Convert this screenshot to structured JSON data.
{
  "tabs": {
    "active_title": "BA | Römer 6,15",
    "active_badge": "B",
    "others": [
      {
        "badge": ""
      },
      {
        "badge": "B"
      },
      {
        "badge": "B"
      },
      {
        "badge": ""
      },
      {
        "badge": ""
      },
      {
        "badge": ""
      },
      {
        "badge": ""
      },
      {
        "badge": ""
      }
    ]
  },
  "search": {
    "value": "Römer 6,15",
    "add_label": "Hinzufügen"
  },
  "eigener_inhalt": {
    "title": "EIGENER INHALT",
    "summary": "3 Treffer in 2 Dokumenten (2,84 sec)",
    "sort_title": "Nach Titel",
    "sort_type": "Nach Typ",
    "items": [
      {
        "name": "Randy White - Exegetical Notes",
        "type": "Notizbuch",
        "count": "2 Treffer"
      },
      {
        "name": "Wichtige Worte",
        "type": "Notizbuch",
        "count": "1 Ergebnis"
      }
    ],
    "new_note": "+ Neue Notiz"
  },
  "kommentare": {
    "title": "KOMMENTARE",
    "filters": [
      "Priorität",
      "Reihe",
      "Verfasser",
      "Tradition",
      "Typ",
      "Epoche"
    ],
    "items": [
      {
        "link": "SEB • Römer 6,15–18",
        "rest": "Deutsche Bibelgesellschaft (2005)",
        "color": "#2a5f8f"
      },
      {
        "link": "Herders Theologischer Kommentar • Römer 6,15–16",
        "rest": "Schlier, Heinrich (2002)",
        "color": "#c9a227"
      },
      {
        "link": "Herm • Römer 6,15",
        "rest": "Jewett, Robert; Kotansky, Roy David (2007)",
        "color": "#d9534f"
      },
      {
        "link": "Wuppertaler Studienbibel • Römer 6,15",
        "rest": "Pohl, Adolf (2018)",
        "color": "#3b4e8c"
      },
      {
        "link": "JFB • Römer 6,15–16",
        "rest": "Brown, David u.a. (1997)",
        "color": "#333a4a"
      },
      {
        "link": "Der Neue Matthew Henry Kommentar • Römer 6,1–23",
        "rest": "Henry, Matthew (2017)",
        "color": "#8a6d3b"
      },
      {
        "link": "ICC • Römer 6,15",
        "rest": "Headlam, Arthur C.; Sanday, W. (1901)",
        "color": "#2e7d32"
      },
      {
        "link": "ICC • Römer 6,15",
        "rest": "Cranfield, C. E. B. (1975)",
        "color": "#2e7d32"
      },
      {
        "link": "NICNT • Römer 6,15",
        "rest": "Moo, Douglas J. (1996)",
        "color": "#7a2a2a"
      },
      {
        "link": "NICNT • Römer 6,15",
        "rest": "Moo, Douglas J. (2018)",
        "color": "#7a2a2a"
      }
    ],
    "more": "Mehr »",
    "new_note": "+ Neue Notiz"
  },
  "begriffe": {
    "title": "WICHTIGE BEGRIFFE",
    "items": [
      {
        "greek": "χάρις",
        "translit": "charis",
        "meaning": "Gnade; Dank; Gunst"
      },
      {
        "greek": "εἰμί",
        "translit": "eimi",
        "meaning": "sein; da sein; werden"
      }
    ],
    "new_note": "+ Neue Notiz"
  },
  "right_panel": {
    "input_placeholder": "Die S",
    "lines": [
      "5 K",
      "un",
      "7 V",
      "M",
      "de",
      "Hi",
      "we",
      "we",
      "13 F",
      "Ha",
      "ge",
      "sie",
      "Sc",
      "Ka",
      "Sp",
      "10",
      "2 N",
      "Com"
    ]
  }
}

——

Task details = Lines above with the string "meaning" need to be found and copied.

Problem solution =
        "meaning": "Gnade; Dank; Gunst"
        "meaning": "sein; da sein; werden"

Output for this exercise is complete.